The Ministry of Natural Resources and Climate Change through the Department of Climate Change and Meteorological Services says the dry spell which has hit most parts of Malawi, will extend to Tuesday next week, December 12, 2023.
This is contained in a Thursday statement from the ministry and the MET department which is about the prolonged dry spells prevailing in southern Malawi and many other areas.
The statement which indicates that the dry spell is moderate in most parts but severe in Shire Valley areas, also states that the dryness is expected to go up to Tuesday but said it may even exceed to more days in some affected areas.
“Malawi is experiencing a prolonged dry spell especially the Southern and parts of the Central region. The dryness is moderate over many places but severe conditions are along the Shire Valley.
“The dry spell is expected to extend to Tuesday next week though there are chances that some places may exceed to more days. However, the northern and lakeshore areas are expected to continue experiencing isolated thunderstorms with rain,” reads part of the statement.
The ministry together with the MET department, further stipulated that the prolonged dry spells being experienced now are also being accompanied by excessive temperatures and has therefore, advised the general public to implement agricultural practices that retain soil moisture.
The statement has further reminded people that the seasonal forecast that was issued prior to the beginning of the 2023/2024 rainfall season, indicated the high chance of Malawi receiving normal to below-normal rainfall amounts across the country and the possibility of delayed onset exceeding two weeks was also highlighted.
The department added that from observations from 1 October, the rainfall onset has set in many places though in some areas it was a false onset while in others the onset was superseded by the prolonged dry spells.
According to MET, October had below normal rainfall over the northern areas while the scenario changed in the month of November, where the drier conditions were more in central and southern.
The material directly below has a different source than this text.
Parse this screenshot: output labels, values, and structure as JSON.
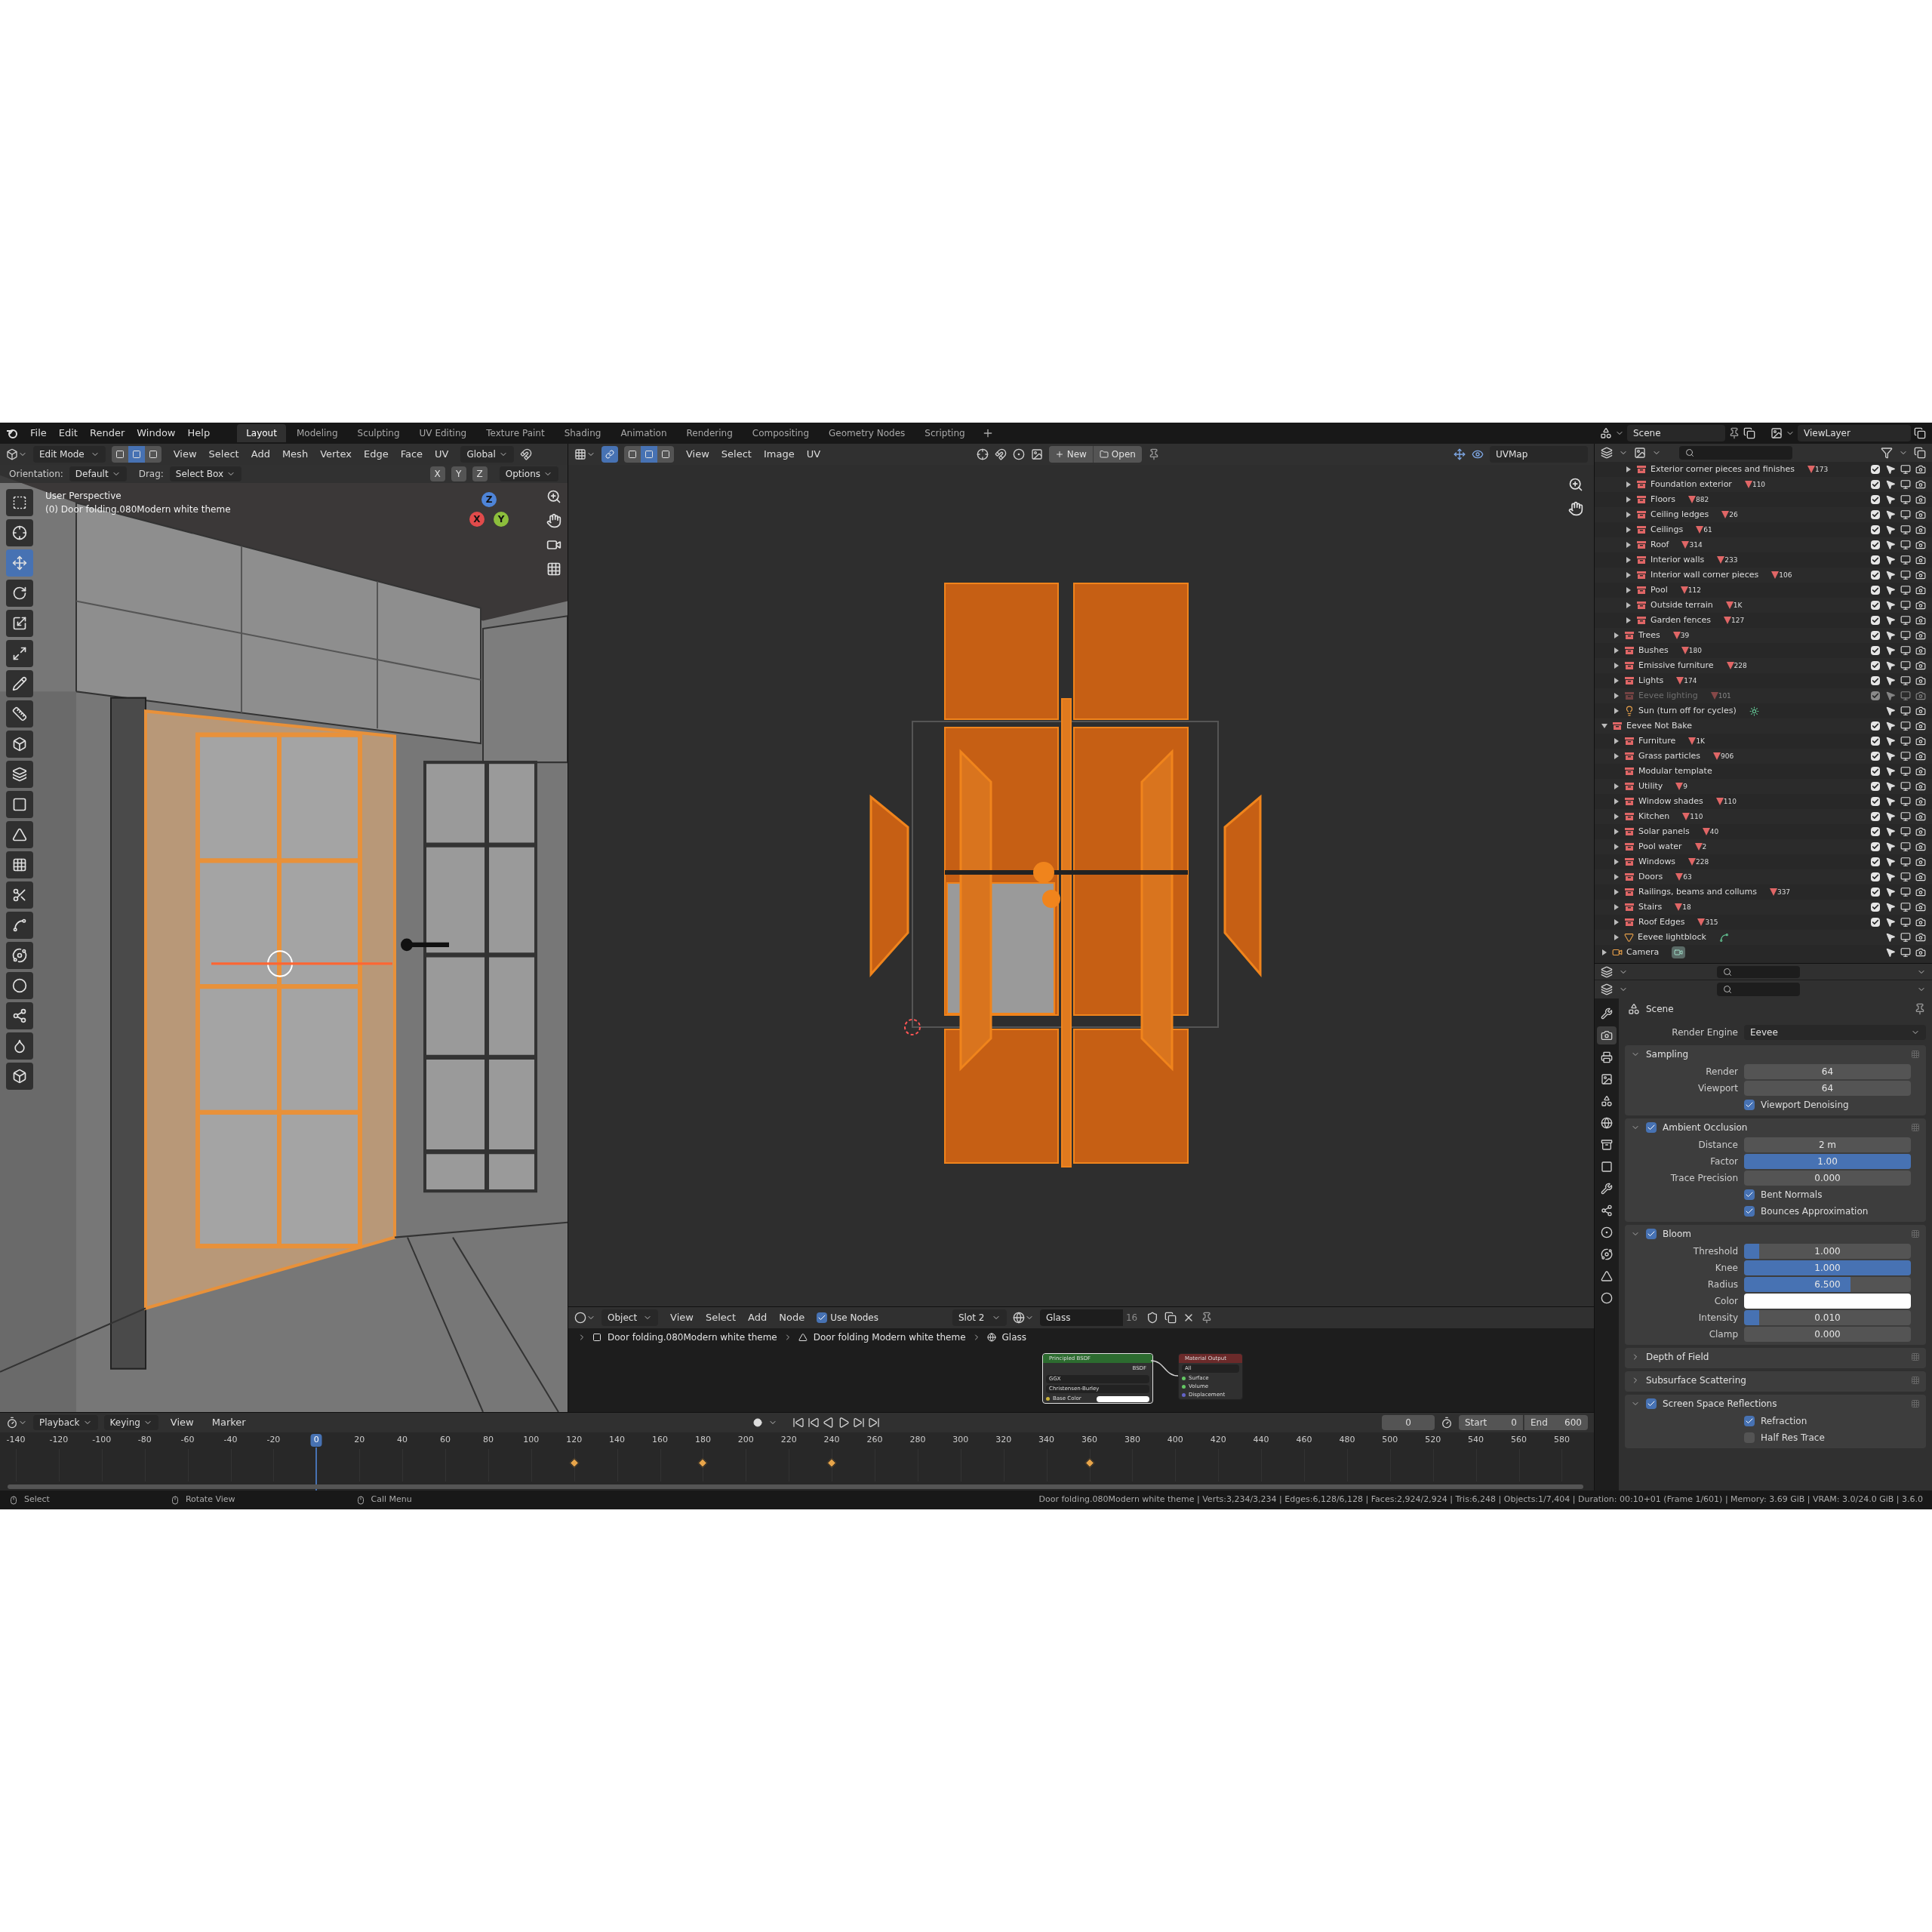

It is also reported that a typical El Niño season suppresses rainfall in Southern Africa and enhances rainfall over Eastern Africa and Malawi being in the transition zone, sometimes southern Malawi behaves like the Southern Africa and Northern Malawi like Eastern Africa, though the delineation boundary varies from year to year.